[[ WORKING DATA, beginning ]]
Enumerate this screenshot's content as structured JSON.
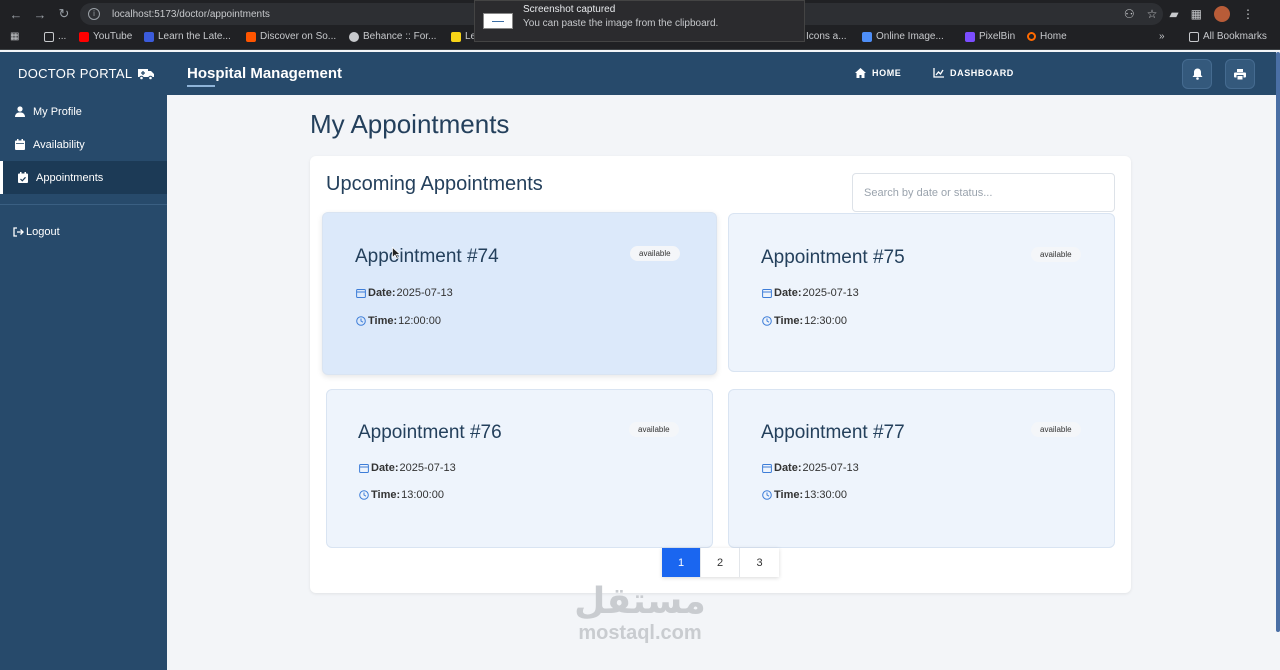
{
  "browser": {
    "url": "localhost:5173/doctor/appointments",
    "bookmarks": [
      {
        "label": "...",
        "color": "#9aa0a6"
      },
      {
        "label": "YouTube",
        "color": "#ff0000"
      },
      {
        "label": "Learn the Late...",
        "color": "#3b5bdb"
      },
      {
        "label": "Discover on So...",
        "color": "#ff5500"
      },
      {
        "label": "Behance :: For...",
        "color": "#c7c9cc"
      },
      {
        "label": "Le",
        "color": "#f7d417"
      },
      {
        "label": "Icons a...",
        "color": "#202124"
      },
      {
        "label": "Online Image...",
        "color": "#4e8ef7"
      },
      {
        "label": "PixelBin",
        "color": "#7b4dff"
      },
      {
        "label": "Home",
        "color": "#ff6a00"
      },
      {
        "label": "All Bookmarks",
        "color": "#c7c9cc"
      }
    ],
    "overflow": "»"
  },
  "toast": {
    "title": "Screenshot captured",
    "message": "You can paste the image from the clipboard."
  },
  "header": {
    "brand": "DOCTOR PORTAL",
    "title": "Hospital Management",
    "nav": [
      {
        "label": "HOME",
        "icon": "home-icon"
      },
      {
        "label": "DASHBOARD",
        "icon": "chart-line-icon"
      }
    ],
    "actions": [
      {
        "icon": "bell-icon"
      },
      {
        "icon": "print-icon"
      }
    ]
  },
  "sidebar": {
    "items": [
      {
        "label": "My Profile",
        "icon": "user-icon",
        "active": false
      },
      {
        "label": "Availability",
        "icon": "calendar-icon",
        "active": false
      },
      {
        "label": "Appointments",
        "icon": "calendar-check-icon",
        "active": true
      }
    ],
    "logout": "Logout"
  },
  "main": {
    "page_title": "My Appointments",
    "panel_title": "Upcoming Appointments",
    "search_placeholder": "Search by date or status...",
    "labels": {
      "date": "Date:",
      "time": "Time:"
    },
    "appointments": [
      {
        "title": "Appointment #74",
        "status": "available",
        "date": "2025-07-13",
        "time": "12:00:00"
      },
      {
        "title": "Appointment #75",
        "status": "available",
        "date": "2025-07-13",
        "time": "12:30:00"
      },
      {
        "title": "Appointment #76",
        "status": "available",
        "date": "2025-07-13",
        "time": "13:00:00"
      },
      {
        "title": "Appointment #77",
        "status": "available",
        "date": "2025-07-13",
        "time": "13:30:00"
      }
    ],
    "pagination": {
      "pages": [
        "1",
        "2",
        "3"
      ],
      "current": "1"
    }
  },
  "watermark": {
    "arabic": "مستقل",
    "latin": "mostaql.com"
  },
  "colors": {
    "accent": "#1a66f0",
    "header": "#274a6b",
    "sidebar_active": "#1c3a56",
    "card": "#eef4fc"
  }
}
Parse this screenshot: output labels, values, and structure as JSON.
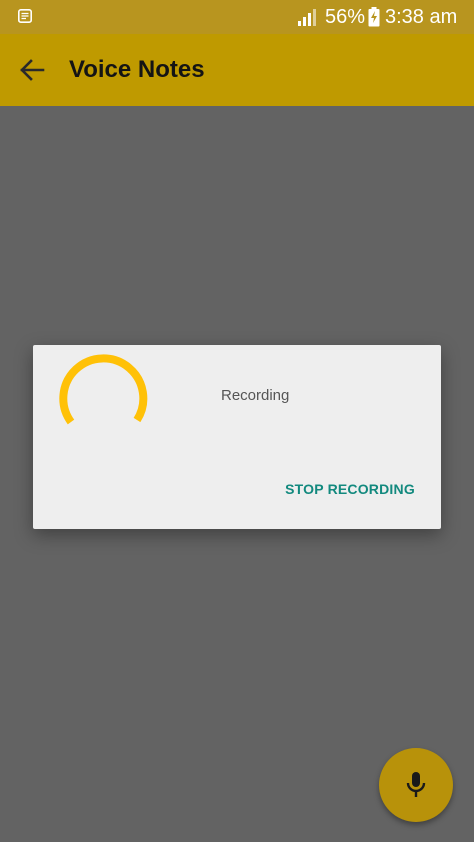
{
  "status_bar": {
    "battery_percent": "56%",
    "time": "3:38 am",
    "notification_icon": "notification-icon",
    "signal_icon": "signal-icon",
    "battery_icon": "battery-charging-icon"
  },
  "app_bar": {
    "title": "Voice Notes",
    "back_icon": "arrow-back-icon",
    "color": "#bf9a00"
  },
  "dialog": {
    "message": "Recording",
    "stop_button_label": "STOP RECORDING",
    "spinner_color": "#ffc107",
    "button_color": "#12897e"
  },
  "fab": {
    "icon": "microphone-icon",
    "color": "#b8920a"
  }
}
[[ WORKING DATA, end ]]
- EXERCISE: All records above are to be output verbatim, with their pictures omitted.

- EXERCISE RESPONSE:
Enumerate this screenshot's content as structured JSON.
{
  "browser": {
    "url": "localhost:5173/doctor/appointments",
    "bookmarks": [
      {
        "label": "...",
        "color": "#9aa0a6"
      },
      {
        "label": "YouTube",
        "color": "#ff0000"
      },
      {
        "label": "Learn the Late...",
        "color": "#3b5bdb"
      },
      {
        "label": "Discover on So...",
        "color": "#ff5500"
      },
      {
        "label": "Behance :: For...",
        "color": "#c7c9cc"
      },
      {
        "label": "Le",
        "color": "#f7d417"
      },
      {
        "label": "Icons a...",
        "color": "#202124"
      },
      {
        "label": "Online Image...",
        "color": "#4e8ef7"
      },
      {
        "label": "PixelBin",
        "color": "#7b4dff"
      },
      {
        "label": "Home",
        "color": "#ff6a00"
      },
      {
        "label": "All Bookmarks",
        "color": "#c7c9cc"
      }
    ],
    "overflow": "»"
  },
  "toast": {
    "title": "Screenshot captured",
    "message": "You can paste the image from the clipboard."
  },
  "header": {
    "brand": "DOCTOR PORTAL",
    "title": "Hospital Management",
    "nav": [
      {
        "label": "HOME",
        "icon": "home-icon"
      },
      {
        "label": "DASHBOARD",
        "icon": "chart-line-icon"
      }
    ],
    "actions": [
      {
        "icon": "bell-icon"
      },
      {
        "icon": "print-icon"
      }
    ]
  },
  "sidebar": {
    "items": [
      {
        "label": "My Profile",
        "icon": "user-icon",
        "active": false
      },
      {
        "label": "Availability",
        "icon": "calendar-icon",
        "active": false
      },
      {
        "label": "Appointments",
        "icon": "calendar-check-icon",
        "active": true
      }
    ],
    "logout": "Logout"
  },
  "main": {
    "page_title": "My Appointments",
    "panel_title": "Upcoming Appointments",
    "search_placeholder": "Search by date or status...",
    "labels": {
      "date": "Date:",
      "time": "Time:"
    },
    "appointments": [
      {
        "title": "Appointment #74",
        "status": "available",
        "date": "2025-07-13",
        "time": "12:00:00"
      },
      {
        "title": "Appointment #75",
        "status": "available",
        "date": "2025-07-13",
        "time": "12:30:00"
      },
      {
        "title": "Appointment #76",
        "status": "available",
        "date": "2025-07-13",
        "time": "13:00:00"
      },
      {
        "title": "Appointment #77",
        "status": "available",
        "date": "2025-07-13",
        "time": "13:30:00"
      }
    ],
    "pagination": {
      "pages": [
        "1",
        "2",
        "3"
      ],
      "current": "1"
    }
  },
  "watermark": {
    "arabic": "مستقل",
    "latin": "mostaql.com"
  },
  "colors": {
    "accent": "#1a66f0",
    "header": "#274a6b",
    "sidebar_active": "#1c3a56",
    "card": "#eef4fc"
  }
}
Parse this screenshot: output labels, values, and structure as JSON.
{
  "status_bar": {
    "battery_percent": "56%",
    "time": "3:38 am",
    "notification_icon": "notification-icon",
    "signal_icon": "signal-icon",
    "battery_icon": "battery-charging-icon"
  },
  "app_bar": {
    "title": "Voice Notes",
    "back_icon": "arrow-back-icon",
    "color": "#bf9a00"
  },
  "dialog": {
    "message": "Recording",
    "stop_button_label": "STOP RECORDING",
    "spinner_color": "#ffc107",
    "button_color": "#12897e"
  },
  "fab": {
    "icon": "microphone-icon",
    "color": "#b8920a"
  }
}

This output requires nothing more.